Today must have been the day from hell for the Labour Party, as not only did they have to endure George Osborne unveiling a set of fair and sound changes in this year’s Budget, but they also had to experience the pain of watching Ed Miliband attempt to respond to these proposals. Predictably, Miliband trotted out the usual platitudes, accusing Osborne of failing to fix the economy (which Labour trashed in the first place) and cutting taxes for the rich whilst the rest of the nation suffers (which is just simply untrue, and always has been). But despite Labour’s protestations, Osborne should be commended for delivering a Budget that will truly help the British people by implementing some truly conservative policies.
The tabloids have been quick to dub this the ‘beer and bingo’ Budget, as Osborne has announced that beer duty and tax on bingo halls will be cut.

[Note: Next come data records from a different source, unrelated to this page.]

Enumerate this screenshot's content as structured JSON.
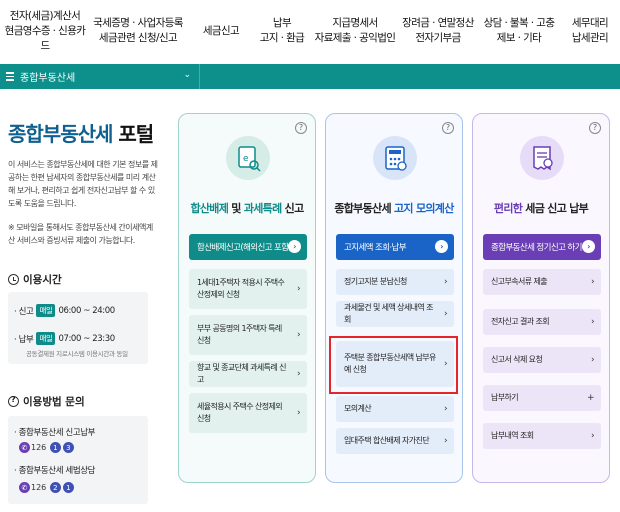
{
  "nav": [
    {
      "line1": "전자(세금)계산서",
      "line2": "현금영수증 · 신용카드"
    },
    {
      "line1": "국세증명 · 사업자등록",
      "line2": "세금관련 신청/신고"
    },
    {
      "line1": "세금신고",
      "line2": ""
    },
    {
      "line1": "납부",
      "line2": "고지 · 환급"
    },
    {
      "line1": "지급명세서",
      "line2": "자료제출 · 공익법인"
    },
    {
      "line1": "장려금 · 연말정산",
      "line2": "전자기부금"
    },
    {
      "line1": "상담 · 불복 · 고충",
      "line2": "제보 · 기타"
    },
    {
      "line1": "세무대리",
      "line2": "납세관리"
    }
  ],
  "menubar": {
    "selected": "종합부동산세",
    "chevron": "⌄"
  },
  "page": {
    "title_part1": "종합부동산세",
    "title_part2": " 포털",
    "desc1": "이 서비스는 종합부동산세에 대한 기본 정보를 제공하는 한편 납세자의 종합부동산세를 미리 계산해 보거나, 편리하고 쉽게 전자신고납부 할 수 있도록 도움을 드립니다.",
    "desc2": "※ 모바일을 통해서도 종합부동산세 간이세액계산 서비스와 증빙서류 제출이 가능합니다."
  },
  "hours": {
    "heading": "이용시간",
    "rows": [
      {
        "label": "· 신고",
        "tag": "매일",
        "time": "06:00 ~ 24:00"
      },
      {
        "label": "· 납부",
        "tag": "매일",
        "time": "07:00 ~ 23:30"
      }
    ],
    "note": "공동결제원 지로시스템 이용시간과 동일"
  },
  "inquiry": {
    "heading": "이용방법 문의",
    "items": [
      {
        "label": "· 종합부동산세 신고납부",
        "phone": "126",
        "d1": "1",
        "d2": "3"
      },
      {
        "label": "· 종합부동산세 세법상담",
        "phone": "126",
        "d1": "2",
        "d2": "1"
      }
    ]
  },
  "cards": [
    {
      "title_hl1": "합산배제",
      "title_mid": " 및 ",
      "title_hl2": "과세특례",
      "title_end": " 신고",
      "primary": "합산배제신고(해외신고 포함)",
      "items": [
        "1세대1주택자 적용시 주택수 산정제외 신청",
        "부부 공동명의 1주택자 특례 신청",
        "향교 및 종교단체 과세특례 신고",
        "세율적용시 주택수 산정제외 신청"
      ]
    },
    {
      "title_pre": "종합부동산세 ",
      "title_hl": "고지 모의계산",
      "primary": "고지세액 조회·납부",
      "items": [
        "정기고지분 분납신청",
        "과세물건 및 세액 상세내역 조회",
        "주택분 종합부동산세액 납부유예 신청",
        "모의계산",
        "임대주택 합산배제 자가진단"
      ]
    },
    {
      "title_hl": "편리한",
      "title_end": " 세금 신고 납부",
      "primary": "종합부동산세 정기신고 하기",
      "items": [
        "신고부속서류 제출",
        "전자신고 결과 조회",
        "신고서 삭제 요청",
        "납부하기",
        "납부내역 조회"
      ]
    }
  ],
  "help_glyph": "?",
  "arrow_glyph": "›",
  "plus_glyph": "+",
  "go_glyph": "›"
}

Such measures may be shameless in their populism, but are certainly not bad ways to reach out to those people who often feel disillusioned by an ‘out of touch’ Conservative Party. And regardless of their populism, these measures already seem to be working; immediately after the cuts to bingo duty were announced, bingo hall operator Rank Group announced plans for three new clubs. The lesson – tax cuts are popular, they work, and they are vital to create jobs and stimulate the economy.
Beer and bingo aside, Osborne proved his Thatcherite credentials by announcing that the government’s Help to Buy housing scheme will be extended, good news for aspiring homeowners across the country. Likewise, the level of earnings exempt from income tax has been increased by £500, whilst the threshold for the 40p tax rate has also risen. These are all positive measures, reducing the amount of tax being paid at all income levels and rendering Labour’s arguments about the Conservatives just helping the rich absolutely meaningless.
Osborne also appealed directly to pensioners by announcing radical reform of the pensions system. In a move which will help 13 million people, the changes reduce the level of tax on a person’s pension pot, and abolish all restrictions on access to those pension pots, ending the mandatory purchasing of an annuity. This is a shrewd move from the Chancellor, and one which looks ahead to next year’s general election due to the high voting levels of pensioners. The ‘grey vote’ cannot be underestimated, and the Conservatives cannot afford to risk losing votes from this particular demographic.
Overall, the Budget is hugely promising, proving that by implementing policies which are unashamedly conservative, all people stand to benefit. The Conservatives are slowly beginning to prove that they understand what ordinary people want, outclassing the Labour Party in the process. The pitiful sight of Ed Miliband simply repeating tired soundbites in response was proof that Labour haven’t got a clue, and are not fit to govern. Let’s just hope that the recovery isn’t jeopardised at next year’s general election, because we as a nation cannot afford to hand the keys back to the people who crashed the car.